Kidney failure (also called renal failure) is when the kidney is unable to filter metabolic waste from the blood. Kidney failure is usually classified as acute kidney failure (where the kidney failure occurs quickly) or chronic kidney disease (where the kidney failure occurs slowly over time).
The symptoms of kidney failure depend on its severity and whether it is acute or chronic.
The symptoms and signs of acute kidney failure start within a few hours to few days. Symptoms include decreased urine production, drowsiness, shortness of breath, tiredness, nausea, weight gain, and swelling of the legs, feet, or ankles. Seizures, confusion, and coma can occur as well. Some people with acute kidney failure do not have any symptoms and it is detected by chance with lab tests.
Chronic kidney failure, on the other hand, develops gradually over the course of weeks, months, or years. In the early stages, there are no symptoms, and laboratory tests that measure kidney function are normal. Quite early in the progression of kidney failure the ability to concentrate and dilute the urine becomes impaired. This causes more frequent urination, especially at night.
As the ability of the kidneys to function decreases below 50% of normal, other symptoms may begin to occur, such as reduced appetite, frequent urination, fatigue, and itching. Many people with chronic kidney disease have high blood pressure, which may worsen as the kidney failure progresses. The high blood pressure results, in part, from salt retention, because the kidneys are no longer able to efficiently get rid of excess salt.
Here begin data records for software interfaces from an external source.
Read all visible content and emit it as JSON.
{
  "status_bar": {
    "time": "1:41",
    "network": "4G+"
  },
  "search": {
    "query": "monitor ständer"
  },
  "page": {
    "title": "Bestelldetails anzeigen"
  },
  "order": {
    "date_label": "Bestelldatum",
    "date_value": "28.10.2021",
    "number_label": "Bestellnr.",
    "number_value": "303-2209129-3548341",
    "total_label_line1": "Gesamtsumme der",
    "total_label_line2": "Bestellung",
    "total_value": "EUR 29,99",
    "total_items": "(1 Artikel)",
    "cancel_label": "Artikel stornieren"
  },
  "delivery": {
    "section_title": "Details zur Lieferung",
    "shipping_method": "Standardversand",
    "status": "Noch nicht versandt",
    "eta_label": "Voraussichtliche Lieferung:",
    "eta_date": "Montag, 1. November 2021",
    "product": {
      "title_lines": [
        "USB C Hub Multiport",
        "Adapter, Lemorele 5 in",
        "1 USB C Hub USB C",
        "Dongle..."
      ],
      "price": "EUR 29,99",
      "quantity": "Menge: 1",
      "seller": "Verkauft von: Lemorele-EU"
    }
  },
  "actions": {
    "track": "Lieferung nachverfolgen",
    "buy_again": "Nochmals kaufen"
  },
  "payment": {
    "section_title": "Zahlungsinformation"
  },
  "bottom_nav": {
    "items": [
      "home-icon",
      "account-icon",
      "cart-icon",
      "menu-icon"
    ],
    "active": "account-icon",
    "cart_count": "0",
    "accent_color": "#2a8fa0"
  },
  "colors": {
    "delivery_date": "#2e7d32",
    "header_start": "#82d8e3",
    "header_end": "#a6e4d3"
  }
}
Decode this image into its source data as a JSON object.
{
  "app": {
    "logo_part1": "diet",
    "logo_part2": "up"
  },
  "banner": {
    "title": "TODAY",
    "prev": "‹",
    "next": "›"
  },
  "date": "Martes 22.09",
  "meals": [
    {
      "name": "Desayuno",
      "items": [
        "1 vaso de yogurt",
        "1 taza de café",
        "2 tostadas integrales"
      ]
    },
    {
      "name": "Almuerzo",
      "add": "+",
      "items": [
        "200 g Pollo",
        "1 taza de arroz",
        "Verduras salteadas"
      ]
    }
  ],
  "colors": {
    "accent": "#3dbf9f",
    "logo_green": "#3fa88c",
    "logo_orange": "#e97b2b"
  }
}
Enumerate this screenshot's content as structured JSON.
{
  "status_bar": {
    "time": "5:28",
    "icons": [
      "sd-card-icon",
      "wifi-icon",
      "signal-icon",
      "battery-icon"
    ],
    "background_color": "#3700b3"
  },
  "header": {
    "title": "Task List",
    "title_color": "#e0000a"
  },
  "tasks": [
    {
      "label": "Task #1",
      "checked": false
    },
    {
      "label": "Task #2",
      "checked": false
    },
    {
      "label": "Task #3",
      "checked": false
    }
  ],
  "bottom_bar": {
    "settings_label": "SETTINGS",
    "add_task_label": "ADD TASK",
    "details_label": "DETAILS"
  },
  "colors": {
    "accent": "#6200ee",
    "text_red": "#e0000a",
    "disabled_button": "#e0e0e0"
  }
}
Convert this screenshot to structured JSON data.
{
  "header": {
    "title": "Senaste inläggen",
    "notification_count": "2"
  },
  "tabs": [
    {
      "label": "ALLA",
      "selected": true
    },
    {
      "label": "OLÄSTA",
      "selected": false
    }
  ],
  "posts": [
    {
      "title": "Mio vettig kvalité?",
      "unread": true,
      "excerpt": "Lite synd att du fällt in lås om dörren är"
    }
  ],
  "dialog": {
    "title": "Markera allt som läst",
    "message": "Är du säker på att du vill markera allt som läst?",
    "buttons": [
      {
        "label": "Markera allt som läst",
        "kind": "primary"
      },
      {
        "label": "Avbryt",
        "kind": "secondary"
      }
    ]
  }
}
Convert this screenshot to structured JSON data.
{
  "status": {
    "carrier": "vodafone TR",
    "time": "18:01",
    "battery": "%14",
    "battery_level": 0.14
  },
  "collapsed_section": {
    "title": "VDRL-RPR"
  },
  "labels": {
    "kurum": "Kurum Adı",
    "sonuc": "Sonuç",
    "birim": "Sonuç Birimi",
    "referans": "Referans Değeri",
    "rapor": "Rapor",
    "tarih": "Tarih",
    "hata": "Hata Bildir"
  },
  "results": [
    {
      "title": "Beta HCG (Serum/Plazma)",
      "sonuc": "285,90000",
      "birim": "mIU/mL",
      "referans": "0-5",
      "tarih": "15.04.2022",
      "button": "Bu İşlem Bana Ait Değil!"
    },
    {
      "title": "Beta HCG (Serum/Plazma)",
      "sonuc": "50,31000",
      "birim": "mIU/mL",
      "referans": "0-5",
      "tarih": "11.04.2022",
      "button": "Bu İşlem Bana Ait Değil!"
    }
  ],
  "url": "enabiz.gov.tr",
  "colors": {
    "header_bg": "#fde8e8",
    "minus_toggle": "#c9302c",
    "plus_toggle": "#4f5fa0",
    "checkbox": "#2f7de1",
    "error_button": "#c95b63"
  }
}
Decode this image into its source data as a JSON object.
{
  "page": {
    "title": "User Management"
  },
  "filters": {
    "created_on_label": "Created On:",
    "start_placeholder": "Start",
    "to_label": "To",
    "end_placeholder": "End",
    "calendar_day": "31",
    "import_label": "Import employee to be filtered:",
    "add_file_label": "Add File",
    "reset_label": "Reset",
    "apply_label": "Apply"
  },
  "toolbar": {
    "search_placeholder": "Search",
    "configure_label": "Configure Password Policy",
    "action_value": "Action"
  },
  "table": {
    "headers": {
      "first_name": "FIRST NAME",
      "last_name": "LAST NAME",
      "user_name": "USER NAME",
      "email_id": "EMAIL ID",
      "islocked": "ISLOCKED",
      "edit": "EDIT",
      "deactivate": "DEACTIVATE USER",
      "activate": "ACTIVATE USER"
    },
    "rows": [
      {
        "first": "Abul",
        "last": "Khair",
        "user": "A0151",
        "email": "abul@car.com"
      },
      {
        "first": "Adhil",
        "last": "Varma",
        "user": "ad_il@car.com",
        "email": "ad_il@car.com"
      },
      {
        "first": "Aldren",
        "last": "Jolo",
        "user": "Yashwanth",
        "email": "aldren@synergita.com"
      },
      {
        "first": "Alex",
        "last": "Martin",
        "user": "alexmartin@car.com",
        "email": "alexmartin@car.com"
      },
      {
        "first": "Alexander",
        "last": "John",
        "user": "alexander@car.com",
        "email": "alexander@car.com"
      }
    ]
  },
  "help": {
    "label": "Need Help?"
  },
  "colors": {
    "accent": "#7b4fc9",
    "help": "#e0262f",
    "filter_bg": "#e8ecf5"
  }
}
As kidney function decreases to 15% or less of normal, you may develop more symptoms, including difficulty sleeping, difficulty breathing, leg cramps, vomiting, bad taste in the mouth, weight loss, and swelling or the legs, feet, or ankles. At this point, dialysis or transplant is needed.
Written and reviewed by the MediResource Clinical Team